DATA RECORDS:
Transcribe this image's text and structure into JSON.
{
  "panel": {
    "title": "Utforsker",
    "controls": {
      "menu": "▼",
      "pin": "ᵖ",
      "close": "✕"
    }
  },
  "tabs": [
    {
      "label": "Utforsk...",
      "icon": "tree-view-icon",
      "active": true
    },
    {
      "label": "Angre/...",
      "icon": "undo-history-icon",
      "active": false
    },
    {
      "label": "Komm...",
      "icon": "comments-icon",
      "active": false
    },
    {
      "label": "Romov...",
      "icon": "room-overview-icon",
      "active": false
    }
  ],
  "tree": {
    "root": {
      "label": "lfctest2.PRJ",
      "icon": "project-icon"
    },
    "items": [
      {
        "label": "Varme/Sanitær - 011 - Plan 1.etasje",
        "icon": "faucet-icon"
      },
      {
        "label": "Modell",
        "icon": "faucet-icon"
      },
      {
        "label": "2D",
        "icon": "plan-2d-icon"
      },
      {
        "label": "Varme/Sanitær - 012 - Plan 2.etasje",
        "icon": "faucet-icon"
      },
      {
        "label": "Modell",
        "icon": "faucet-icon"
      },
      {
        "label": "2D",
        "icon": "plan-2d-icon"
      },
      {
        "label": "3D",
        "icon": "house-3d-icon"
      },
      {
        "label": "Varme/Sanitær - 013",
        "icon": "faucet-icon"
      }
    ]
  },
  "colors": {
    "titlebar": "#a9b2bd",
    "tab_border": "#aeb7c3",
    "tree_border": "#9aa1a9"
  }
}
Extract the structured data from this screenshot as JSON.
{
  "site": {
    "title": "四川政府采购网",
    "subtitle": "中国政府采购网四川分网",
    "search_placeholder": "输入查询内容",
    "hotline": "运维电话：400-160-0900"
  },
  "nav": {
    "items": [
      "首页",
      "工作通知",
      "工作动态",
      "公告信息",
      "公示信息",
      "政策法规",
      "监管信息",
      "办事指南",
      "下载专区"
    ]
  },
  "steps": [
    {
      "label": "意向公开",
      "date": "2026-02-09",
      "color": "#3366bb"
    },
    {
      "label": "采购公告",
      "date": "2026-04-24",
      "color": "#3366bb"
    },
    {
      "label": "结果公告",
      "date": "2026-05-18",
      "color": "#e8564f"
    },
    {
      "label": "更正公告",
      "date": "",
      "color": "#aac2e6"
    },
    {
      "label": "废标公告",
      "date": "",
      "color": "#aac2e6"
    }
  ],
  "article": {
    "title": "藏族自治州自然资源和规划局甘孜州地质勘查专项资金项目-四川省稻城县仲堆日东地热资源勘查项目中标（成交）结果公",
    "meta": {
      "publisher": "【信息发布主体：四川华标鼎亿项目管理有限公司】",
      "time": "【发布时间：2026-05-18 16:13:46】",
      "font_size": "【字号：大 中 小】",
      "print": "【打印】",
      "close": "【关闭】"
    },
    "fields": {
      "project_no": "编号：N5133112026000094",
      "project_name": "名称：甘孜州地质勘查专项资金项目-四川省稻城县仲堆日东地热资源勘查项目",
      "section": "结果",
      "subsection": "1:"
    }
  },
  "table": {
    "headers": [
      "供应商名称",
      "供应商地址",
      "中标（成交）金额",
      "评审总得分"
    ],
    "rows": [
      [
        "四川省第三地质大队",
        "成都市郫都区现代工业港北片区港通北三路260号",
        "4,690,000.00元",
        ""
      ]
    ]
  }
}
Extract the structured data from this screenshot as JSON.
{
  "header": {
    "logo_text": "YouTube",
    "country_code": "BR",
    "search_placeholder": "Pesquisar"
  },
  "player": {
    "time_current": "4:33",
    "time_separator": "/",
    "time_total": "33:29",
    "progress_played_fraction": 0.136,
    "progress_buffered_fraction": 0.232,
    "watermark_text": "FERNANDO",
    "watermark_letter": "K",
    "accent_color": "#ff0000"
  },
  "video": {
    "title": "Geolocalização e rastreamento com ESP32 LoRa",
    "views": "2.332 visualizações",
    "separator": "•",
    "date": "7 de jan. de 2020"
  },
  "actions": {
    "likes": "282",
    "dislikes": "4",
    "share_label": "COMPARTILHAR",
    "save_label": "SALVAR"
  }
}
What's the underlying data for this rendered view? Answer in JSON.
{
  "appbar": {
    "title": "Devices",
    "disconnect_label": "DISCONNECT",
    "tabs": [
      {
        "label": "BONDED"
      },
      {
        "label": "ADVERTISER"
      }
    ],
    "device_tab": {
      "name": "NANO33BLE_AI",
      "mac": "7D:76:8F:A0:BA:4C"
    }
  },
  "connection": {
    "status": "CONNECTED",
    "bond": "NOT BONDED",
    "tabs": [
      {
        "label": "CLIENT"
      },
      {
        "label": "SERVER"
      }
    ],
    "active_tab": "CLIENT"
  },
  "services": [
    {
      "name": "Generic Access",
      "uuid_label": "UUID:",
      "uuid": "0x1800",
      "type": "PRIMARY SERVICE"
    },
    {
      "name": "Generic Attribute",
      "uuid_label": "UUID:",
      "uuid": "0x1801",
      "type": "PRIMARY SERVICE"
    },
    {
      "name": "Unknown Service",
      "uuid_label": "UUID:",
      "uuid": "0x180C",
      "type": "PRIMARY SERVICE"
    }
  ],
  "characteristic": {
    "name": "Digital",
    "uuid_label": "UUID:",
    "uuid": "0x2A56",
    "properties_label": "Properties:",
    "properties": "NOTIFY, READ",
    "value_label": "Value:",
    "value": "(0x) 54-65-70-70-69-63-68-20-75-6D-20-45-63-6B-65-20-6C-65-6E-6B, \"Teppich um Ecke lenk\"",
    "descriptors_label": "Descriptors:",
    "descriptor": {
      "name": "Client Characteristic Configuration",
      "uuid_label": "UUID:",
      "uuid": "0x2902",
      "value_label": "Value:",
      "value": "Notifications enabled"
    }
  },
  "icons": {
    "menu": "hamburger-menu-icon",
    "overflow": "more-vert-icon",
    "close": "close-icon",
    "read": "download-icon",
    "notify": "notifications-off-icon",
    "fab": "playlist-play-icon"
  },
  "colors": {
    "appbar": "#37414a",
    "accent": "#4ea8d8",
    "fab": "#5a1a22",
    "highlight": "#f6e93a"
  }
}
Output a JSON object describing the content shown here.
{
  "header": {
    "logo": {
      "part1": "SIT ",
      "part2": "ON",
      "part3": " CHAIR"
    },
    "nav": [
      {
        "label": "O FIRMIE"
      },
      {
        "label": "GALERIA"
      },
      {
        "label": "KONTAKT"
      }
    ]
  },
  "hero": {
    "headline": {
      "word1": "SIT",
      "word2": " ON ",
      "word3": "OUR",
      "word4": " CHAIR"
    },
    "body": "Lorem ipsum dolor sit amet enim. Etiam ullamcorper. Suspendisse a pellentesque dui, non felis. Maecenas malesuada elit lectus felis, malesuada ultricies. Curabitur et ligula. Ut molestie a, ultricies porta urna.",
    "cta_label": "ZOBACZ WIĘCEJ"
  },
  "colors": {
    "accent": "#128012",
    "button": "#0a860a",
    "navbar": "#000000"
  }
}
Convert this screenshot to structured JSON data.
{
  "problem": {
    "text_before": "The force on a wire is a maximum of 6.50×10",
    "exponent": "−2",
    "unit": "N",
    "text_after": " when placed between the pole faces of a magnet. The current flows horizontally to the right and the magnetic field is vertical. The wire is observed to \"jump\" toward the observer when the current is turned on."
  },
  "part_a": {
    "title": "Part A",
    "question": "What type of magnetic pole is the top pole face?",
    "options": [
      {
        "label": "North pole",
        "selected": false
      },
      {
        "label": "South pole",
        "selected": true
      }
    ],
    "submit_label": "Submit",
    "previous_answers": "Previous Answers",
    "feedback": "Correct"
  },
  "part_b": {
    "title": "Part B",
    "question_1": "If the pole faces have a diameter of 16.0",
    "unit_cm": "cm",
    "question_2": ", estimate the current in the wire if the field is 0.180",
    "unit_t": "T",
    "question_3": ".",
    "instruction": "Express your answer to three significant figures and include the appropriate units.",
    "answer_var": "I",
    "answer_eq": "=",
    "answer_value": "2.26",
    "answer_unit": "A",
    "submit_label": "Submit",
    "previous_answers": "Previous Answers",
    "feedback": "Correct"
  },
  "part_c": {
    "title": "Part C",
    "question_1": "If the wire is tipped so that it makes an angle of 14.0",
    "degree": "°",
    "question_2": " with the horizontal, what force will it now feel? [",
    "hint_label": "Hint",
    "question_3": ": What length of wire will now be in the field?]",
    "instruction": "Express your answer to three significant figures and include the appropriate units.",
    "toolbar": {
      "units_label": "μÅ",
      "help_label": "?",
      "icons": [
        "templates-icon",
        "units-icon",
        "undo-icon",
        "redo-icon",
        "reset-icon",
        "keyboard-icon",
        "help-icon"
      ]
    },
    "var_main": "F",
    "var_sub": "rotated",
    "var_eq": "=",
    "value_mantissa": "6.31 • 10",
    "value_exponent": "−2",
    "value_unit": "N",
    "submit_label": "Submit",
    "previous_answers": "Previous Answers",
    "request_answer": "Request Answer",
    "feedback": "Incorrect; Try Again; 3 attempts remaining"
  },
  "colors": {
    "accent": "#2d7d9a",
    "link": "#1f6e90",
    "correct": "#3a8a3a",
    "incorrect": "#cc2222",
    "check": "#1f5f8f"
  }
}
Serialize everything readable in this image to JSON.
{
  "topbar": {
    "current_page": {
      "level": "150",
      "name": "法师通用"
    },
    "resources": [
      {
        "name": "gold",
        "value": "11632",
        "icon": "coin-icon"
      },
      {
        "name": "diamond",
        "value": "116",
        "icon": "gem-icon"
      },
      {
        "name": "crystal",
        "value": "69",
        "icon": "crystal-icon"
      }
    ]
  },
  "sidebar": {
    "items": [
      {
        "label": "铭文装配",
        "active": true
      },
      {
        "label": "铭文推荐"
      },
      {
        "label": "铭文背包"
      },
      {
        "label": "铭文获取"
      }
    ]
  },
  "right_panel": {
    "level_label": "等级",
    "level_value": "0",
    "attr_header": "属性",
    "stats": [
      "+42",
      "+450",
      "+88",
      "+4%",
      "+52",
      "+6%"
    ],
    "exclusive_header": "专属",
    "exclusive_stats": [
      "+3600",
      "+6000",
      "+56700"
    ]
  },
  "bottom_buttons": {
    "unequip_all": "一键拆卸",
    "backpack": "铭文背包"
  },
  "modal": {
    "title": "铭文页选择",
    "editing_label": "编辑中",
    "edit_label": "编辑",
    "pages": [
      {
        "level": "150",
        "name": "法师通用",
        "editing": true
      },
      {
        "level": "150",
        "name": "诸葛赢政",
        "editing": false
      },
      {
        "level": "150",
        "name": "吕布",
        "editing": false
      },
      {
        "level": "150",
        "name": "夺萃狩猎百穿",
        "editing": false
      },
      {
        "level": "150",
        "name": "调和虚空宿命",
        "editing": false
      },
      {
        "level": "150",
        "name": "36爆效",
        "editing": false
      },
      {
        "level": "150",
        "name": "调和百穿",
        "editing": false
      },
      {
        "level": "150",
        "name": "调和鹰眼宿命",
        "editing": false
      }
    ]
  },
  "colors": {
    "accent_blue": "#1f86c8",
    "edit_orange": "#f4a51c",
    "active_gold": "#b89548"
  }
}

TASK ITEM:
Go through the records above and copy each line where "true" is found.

TASK RESULT:
      "active": true
        "selected": true
        "active": true
        "editing": true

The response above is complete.